    In T3, S-ferritin (median 14 mu g/L) and transferrin (median 4.0 g/L) indicated low iron status, whereas the median soluble transferrin receptor (sTfR) was 4.0 mg/L, i.e. within the reference interval. Median T3 S-hepcidin was 7.8 ng/mL. Later on in cord blood, ferritin concentration (180 mu g/L) were significantly higher, transferrin concentration (1.8 g/L) were significantly lower, and both sTfR (4.7 mg/L) and S-hepcidin concentrations (30.5 ng/mL) were significantly higher than maternal T3 concentrations. At the same time, cord blood interleukin-6 indicated an activated acute-phase reaction. In T3, after logarithmic transformation, there was a significant correlation between S-hepcidin and both S-ferritin (r = 0.691) and sTfR (r = -0.825). There was also a significant correlation between S-ferritin and both sTfR (r = -0.729) and transferrin (r = 0.549) in T3.

    Conclusions:

    Although S-ferritin, S-hepcidin, and sTfR were correlated during pregnancy, these relationships were not apparent in umbilical cord blood. Further, cord blood interleukin-6 indicated an activated acute-phase response, and sTfR, which is known to be unaffected by inflammation, indicated a low iron status in cord blood. Thus, instead of representing an enhanced iron status, the data appear to suggest that hepcidin and ferritin in cord blood may be influenced by the low-grade acute-phase response that occurs during delivery.

  • 4.
    Ribom, Eva
    et al.
    Uppsala University, Disciplinary Domain of Medicine and Pharmacy, Faculty of Medicine, Department of Surgical Sciences, Orthopaedics.
    Ljunggren, Östen
    Uppsala University, Disciplinary Domain of Medicine and Pharmacy, Faculty of Medicine, Department of Medical Sciences.
    Piehl-Aulin, K.
    Uppsala University, Disciplinary Domain of Medicine and Pharmacy, Faculty of Medicine, Department of Medical Sciences.
    Ljunghall, S.
    Uppsala University, Disciplinary Domain of Medicine and Pharmacy, Faculty of Medicine, Department of Medical Sciences.
    Bratteby, Lars-Eric
    Uppsala University, Disciplinary Domain of Medicine and Pharmacy, Faculty of Medicine, Department of Medical Sciences.
    Samuelson, Gösta
    Uppsala University, Disciplinary Domain of Medicine and Pharmacy, Faculty of Medicine, Department of Medical Sciences.
    Mallmin, Hans
    Uppsala University, Disciplinary Domain of Medicine and Pharmacy, Faculty of Medicine, Department of Surgical Sciences, Orthopaedics.
    Muscle strength correlates with total body bone mineral density in young women but not in men2004In: Scandinavian Journal of Medicine and Science in Sports, ISSN 0905-7188, E-ISSN 1600-0838, Vol. 14, no 1, p. 24-9Article in journal (Refereed)
    Abstract [en]
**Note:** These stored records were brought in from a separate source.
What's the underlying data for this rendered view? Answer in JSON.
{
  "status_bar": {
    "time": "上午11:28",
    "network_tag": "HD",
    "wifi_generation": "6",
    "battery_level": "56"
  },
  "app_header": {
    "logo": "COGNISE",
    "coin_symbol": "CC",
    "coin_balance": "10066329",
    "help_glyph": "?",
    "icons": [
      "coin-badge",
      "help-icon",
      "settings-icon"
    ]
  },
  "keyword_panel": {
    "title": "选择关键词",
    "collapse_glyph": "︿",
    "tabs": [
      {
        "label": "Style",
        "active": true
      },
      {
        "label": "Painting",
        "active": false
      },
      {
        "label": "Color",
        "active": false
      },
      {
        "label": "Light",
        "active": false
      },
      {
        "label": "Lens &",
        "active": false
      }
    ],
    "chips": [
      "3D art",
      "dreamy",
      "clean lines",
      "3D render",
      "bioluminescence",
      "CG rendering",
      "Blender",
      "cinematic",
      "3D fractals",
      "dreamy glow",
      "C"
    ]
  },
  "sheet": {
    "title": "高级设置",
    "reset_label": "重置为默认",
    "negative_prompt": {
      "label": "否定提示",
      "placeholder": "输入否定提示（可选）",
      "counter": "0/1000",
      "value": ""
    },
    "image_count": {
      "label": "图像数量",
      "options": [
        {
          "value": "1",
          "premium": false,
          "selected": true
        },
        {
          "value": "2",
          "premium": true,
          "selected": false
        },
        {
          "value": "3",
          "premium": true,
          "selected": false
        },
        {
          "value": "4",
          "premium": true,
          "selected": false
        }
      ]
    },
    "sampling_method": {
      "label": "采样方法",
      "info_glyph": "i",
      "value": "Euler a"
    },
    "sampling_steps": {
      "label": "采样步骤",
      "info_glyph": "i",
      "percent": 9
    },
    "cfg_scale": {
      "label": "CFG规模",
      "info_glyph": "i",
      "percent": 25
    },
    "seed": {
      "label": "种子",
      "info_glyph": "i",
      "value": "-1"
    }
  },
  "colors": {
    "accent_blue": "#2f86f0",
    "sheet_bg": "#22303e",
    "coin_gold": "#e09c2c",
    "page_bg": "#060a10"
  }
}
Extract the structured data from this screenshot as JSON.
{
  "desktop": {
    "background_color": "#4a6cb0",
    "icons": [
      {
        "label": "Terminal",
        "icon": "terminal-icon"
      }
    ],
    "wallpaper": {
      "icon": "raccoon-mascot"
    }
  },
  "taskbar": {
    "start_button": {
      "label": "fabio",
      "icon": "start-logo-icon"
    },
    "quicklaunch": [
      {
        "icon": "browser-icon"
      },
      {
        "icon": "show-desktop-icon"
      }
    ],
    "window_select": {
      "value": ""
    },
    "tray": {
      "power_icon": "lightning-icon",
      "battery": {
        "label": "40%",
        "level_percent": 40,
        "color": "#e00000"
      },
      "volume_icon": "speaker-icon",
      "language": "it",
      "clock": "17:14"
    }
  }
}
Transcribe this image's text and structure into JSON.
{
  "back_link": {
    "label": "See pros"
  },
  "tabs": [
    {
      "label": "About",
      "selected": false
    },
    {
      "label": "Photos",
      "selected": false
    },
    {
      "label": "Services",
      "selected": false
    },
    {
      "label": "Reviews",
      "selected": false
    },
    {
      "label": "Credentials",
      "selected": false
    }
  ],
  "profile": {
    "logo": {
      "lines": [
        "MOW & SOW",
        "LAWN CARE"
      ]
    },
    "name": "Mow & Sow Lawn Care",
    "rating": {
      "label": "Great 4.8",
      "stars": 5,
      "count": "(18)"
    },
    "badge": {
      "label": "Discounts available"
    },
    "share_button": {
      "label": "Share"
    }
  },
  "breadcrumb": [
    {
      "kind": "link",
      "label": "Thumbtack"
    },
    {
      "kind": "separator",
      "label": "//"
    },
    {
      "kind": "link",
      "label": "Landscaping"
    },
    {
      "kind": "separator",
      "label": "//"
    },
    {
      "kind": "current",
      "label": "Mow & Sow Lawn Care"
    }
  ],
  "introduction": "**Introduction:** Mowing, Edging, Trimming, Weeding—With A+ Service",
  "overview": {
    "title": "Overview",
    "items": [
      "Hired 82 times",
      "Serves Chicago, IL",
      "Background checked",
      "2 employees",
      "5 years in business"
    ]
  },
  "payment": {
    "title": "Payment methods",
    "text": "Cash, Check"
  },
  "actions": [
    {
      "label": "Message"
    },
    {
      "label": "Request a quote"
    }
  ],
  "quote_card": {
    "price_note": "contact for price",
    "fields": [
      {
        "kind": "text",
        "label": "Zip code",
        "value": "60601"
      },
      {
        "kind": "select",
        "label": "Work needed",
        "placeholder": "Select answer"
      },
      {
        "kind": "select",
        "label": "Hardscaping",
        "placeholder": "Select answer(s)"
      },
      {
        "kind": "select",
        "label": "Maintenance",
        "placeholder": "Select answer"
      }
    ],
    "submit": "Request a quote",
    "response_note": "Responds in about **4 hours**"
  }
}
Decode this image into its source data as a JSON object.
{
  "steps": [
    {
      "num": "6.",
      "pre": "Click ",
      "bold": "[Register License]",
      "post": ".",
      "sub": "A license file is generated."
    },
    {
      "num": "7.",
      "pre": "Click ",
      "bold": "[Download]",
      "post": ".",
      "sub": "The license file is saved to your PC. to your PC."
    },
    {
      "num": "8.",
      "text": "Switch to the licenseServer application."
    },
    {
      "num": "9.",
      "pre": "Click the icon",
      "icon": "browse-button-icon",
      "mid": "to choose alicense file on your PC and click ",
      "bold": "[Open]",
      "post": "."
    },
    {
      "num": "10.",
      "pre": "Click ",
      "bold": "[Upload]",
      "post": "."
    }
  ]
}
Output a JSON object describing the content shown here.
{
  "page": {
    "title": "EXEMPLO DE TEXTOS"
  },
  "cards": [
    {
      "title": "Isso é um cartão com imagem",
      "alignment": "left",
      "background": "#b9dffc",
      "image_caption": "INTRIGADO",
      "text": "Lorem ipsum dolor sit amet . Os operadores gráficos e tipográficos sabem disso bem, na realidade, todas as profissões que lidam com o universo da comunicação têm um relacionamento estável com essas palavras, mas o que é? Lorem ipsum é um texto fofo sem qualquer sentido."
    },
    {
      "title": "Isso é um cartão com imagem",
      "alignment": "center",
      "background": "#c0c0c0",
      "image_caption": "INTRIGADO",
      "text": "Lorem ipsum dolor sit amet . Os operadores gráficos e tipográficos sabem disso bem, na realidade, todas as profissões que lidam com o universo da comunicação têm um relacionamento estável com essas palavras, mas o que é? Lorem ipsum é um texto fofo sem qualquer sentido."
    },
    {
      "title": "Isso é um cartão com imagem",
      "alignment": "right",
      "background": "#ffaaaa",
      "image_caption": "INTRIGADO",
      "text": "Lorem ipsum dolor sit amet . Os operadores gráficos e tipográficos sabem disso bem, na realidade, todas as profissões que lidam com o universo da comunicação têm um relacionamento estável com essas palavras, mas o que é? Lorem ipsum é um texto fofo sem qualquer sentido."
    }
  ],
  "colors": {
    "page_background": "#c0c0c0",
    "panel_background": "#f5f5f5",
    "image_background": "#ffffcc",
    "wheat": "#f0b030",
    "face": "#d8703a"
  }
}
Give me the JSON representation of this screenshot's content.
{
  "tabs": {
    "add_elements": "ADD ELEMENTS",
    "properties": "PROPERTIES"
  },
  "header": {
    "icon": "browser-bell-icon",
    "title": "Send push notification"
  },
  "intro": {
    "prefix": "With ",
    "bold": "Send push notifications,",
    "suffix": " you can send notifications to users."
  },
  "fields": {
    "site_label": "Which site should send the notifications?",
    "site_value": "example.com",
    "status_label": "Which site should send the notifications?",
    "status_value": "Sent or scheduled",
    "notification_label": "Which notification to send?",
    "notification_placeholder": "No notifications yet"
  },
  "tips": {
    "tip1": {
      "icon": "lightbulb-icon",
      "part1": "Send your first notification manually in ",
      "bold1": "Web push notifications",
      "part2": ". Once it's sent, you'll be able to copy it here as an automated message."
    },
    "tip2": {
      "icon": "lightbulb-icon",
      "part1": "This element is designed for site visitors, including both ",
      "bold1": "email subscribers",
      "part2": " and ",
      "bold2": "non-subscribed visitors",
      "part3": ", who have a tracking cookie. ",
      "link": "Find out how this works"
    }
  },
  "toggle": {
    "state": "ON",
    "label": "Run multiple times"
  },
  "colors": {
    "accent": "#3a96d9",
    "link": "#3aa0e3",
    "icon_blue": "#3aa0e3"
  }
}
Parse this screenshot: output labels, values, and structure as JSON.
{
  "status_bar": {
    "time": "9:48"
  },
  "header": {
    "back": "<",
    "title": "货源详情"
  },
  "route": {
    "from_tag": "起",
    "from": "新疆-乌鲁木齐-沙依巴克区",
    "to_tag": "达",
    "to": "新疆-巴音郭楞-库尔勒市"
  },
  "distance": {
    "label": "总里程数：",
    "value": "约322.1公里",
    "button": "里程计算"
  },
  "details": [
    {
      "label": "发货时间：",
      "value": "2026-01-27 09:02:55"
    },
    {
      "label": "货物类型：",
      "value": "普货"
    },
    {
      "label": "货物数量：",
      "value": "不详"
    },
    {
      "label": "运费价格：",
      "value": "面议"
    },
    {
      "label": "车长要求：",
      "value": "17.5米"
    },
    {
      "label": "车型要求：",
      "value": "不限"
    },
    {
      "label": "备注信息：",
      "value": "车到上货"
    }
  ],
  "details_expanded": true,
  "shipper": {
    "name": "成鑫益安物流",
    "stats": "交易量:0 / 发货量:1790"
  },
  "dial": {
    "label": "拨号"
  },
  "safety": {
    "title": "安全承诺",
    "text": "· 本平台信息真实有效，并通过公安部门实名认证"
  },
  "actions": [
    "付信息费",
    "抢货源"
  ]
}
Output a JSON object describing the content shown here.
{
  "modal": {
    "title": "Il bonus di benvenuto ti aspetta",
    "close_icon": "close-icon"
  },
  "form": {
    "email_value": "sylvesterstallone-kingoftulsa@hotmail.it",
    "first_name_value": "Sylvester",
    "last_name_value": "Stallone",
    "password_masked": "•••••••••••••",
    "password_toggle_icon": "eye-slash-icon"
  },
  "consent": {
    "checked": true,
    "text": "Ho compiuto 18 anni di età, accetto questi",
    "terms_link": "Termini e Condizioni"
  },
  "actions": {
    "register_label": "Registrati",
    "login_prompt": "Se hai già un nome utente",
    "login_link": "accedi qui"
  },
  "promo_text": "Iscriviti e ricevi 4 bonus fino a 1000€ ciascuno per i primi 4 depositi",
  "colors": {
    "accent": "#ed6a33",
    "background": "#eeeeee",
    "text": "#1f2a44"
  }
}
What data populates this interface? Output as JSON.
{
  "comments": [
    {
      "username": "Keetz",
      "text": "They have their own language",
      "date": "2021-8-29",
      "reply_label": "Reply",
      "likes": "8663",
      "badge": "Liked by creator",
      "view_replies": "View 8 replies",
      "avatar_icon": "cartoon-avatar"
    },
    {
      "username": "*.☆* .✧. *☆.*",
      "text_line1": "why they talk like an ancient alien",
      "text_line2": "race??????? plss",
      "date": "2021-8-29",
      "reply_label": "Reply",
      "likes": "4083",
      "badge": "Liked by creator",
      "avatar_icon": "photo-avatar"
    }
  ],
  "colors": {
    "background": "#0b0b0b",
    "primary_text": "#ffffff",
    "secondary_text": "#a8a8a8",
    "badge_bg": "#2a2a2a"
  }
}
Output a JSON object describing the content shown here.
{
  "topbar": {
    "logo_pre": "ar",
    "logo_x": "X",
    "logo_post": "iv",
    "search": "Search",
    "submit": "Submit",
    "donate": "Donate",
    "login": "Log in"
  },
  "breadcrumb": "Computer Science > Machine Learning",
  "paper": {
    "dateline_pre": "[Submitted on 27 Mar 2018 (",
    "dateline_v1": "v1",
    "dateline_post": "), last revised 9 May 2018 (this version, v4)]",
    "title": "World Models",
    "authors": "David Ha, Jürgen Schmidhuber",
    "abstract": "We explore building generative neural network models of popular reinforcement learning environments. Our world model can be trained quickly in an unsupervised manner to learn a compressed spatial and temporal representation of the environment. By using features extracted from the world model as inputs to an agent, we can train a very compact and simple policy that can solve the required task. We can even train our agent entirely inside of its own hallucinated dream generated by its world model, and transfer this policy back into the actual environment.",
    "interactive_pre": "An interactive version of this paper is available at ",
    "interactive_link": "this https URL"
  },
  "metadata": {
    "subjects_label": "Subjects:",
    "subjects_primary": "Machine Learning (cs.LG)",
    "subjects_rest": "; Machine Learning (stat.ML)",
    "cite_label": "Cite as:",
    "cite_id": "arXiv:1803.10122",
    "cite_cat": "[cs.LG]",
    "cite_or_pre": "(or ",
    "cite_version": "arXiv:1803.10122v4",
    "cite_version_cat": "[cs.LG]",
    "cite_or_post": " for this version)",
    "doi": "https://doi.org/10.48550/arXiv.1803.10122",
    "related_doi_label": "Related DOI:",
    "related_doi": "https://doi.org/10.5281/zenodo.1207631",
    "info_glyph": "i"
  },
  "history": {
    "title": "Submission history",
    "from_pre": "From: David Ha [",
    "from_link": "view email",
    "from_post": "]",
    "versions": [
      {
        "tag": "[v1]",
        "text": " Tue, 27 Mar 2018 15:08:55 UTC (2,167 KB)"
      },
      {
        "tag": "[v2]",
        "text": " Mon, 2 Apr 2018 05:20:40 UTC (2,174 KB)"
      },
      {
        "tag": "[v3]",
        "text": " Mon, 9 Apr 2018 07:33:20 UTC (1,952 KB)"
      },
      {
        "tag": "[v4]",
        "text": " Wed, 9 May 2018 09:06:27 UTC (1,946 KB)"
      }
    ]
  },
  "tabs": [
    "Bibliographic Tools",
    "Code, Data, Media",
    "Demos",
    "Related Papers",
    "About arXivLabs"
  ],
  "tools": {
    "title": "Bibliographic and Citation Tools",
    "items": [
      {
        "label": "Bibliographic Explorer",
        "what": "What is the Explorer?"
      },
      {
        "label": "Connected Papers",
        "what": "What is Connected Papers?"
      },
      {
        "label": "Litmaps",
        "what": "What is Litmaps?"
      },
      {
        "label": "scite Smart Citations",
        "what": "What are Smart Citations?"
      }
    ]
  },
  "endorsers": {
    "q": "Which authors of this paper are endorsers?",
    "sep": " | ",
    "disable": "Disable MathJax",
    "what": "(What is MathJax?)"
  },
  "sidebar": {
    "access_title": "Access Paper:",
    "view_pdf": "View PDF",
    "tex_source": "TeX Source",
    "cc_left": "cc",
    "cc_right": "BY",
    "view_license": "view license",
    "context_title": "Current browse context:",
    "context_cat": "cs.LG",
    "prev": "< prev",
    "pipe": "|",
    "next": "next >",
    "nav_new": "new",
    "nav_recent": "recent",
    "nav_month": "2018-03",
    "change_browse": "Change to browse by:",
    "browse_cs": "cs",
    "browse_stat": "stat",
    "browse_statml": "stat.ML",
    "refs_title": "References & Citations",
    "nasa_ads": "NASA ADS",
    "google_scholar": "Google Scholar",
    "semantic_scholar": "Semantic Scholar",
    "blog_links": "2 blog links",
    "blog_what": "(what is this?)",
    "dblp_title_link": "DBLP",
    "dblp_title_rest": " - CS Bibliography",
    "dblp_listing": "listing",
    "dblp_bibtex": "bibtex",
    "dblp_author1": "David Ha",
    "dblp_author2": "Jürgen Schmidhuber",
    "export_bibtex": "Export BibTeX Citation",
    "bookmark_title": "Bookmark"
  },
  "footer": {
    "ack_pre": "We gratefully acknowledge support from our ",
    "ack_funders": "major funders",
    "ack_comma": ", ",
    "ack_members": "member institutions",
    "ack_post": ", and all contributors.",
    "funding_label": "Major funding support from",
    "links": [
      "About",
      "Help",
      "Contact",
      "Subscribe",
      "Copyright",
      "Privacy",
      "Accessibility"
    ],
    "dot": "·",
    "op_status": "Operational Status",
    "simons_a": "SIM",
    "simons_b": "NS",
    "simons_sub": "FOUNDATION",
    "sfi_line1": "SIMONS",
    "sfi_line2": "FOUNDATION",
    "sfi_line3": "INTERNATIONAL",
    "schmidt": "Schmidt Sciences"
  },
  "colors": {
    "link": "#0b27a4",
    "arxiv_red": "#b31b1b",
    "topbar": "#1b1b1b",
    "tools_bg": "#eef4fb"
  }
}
    BACKGROUND: Osteoporosis is a growing health problem. One of the proposed reasons for this is a more sedentary lifestyle. The aim of this study was to investigate the associations between muscle strength and total body bone mineral density (TBMD) in young adults at expected peak bone mass. METHODS: Sixty-four women and 61 men (total 125) 21 years of age were included. Handgrip strength, isokinetic knee-flexion and -extension muscle strength, TBMD, and body composition were measured. RESULTS: Univariate regression analyses showed that knee flexion and extension explained almost 30% of the variation in TBMD in women, whereas handgrip strength was not associated with TBMD. In men, no correlation between any measures of muscle strength and TBMD was evident. Stepwise regression analysis showed that knee-flexion and -extension muscle strength in women were associated with TBMD, R2=0.27. In men, lean body mass, fat mass, weight, and height were predictors for TBMD, R2=0.43, whereas muscle strength did not affect the prediction of TBMD. CONCLUSIONS: Muscle strength at weight-bearing sites is related to TBMD in women, whereas body composition is related to TBMD in men. The association of lower limb strength on TBMD only in young women indicates a gender difference.

1 - 4 of 4
CiteExportLink to result list
Permanent link
Cite
Citation style
  • apa
  • ieee
  • modern-language-association-8th-edition
  • vancouver
  • Other style
More styles
Language
  • de-DE
  • en-GB
  • en-US
  • fi-FI
  • nn-NO
  • nn-NB
  • sv-SE
  • Other locale
More languages
Output format
  • html
  • text
  • asciidoc
  • rtf